Champion, Laurie, ed. The Critical Response to Eudora Welty’s Fiction. Westport, Conn.: Greenwood Press, 1994. In her introduction, Champion presents an overview of the criticism on Welty’s fiction. Five separate essays by different scholars are devoted to various aspects of Losing Battles. Includes a helpful bibliography of works for further reading.
Gray, Richard. “Needing to Talk: Language and Being in Losing Battles.” The Southern Literary Journal 29 (Spring, 1997): 72-86. Gray contends that Welty’s novel is similar in style to Faulkner’s works in that Welty and Faulkner both portray life as a series of dialogue that creates an open-ended chain of discourse with no possibility of finalization. Gray characterizes this style as “folk-speech” and shows that all of Welty’s characters have a need to tell their stories.
Gretlund, Jan Nordby. “Welty’s Losing Battles.” The Explicator 51 (Fall, 1992): 49-50. Gretlund argues that several critics who admire Welty have misinterpreted passages in her works that reflect the dark or evil side of human nature. She uses the example of the instance when 90-year-old Grandma Vaughn invites her 12-year-old grandson into her bed. Gretlund contends that Grandma’s action could have been an innocent mistake.

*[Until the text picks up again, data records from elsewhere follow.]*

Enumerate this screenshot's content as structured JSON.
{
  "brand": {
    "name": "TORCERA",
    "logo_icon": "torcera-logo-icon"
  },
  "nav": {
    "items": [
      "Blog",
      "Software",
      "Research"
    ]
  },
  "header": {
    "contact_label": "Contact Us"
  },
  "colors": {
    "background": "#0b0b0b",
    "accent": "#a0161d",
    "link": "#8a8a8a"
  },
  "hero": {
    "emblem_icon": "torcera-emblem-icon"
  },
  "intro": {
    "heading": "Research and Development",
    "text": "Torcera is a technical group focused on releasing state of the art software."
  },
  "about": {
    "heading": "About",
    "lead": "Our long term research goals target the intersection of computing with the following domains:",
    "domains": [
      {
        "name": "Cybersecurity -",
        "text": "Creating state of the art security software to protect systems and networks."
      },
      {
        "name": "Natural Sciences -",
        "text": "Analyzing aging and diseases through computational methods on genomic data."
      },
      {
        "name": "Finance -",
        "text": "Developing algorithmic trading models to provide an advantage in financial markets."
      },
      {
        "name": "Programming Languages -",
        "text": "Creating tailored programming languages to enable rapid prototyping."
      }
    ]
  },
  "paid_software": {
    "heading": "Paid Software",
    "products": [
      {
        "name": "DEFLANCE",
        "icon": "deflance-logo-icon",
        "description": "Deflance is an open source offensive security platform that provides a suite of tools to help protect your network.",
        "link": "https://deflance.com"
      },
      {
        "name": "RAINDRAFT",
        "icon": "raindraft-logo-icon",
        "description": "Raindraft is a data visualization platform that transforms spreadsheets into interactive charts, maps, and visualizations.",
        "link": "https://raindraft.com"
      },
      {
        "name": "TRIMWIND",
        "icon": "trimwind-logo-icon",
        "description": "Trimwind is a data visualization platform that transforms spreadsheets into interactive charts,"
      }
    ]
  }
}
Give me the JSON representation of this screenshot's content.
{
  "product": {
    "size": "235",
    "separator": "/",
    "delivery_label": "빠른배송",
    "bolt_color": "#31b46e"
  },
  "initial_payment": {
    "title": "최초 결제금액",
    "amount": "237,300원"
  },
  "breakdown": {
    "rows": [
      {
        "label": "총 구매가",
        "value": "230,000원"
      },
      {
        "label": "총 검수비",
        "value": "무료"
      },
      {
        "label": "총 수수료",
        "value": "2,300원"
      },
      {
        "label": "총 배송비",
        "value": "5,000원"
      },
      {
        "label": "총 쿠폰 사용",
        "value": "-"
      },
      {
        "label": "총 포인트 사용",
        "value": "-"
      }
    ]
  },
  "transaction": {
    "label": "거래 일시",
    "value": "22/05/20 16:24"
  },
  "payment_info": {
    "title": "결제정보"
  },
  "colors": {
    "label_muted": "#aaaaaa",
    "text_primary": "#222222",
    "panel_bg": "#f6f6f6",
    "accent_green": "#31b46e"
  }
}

Kornfeld, Eve. “Reconstructing American Law: The Politics of Narrative and Eudora Welty’s Empathic Vision.” Journal of American Studies 26 (April, 1992): 23-49. Kornfeld examines the contention of some legal scholars that Welty’s novel shows that American law should be reformulated to overcome bias against minorities, women, and the poor. Welty’s book reflects an empathic point of view by having the judge reinterpret the law based on sympathy for a family’s troubles.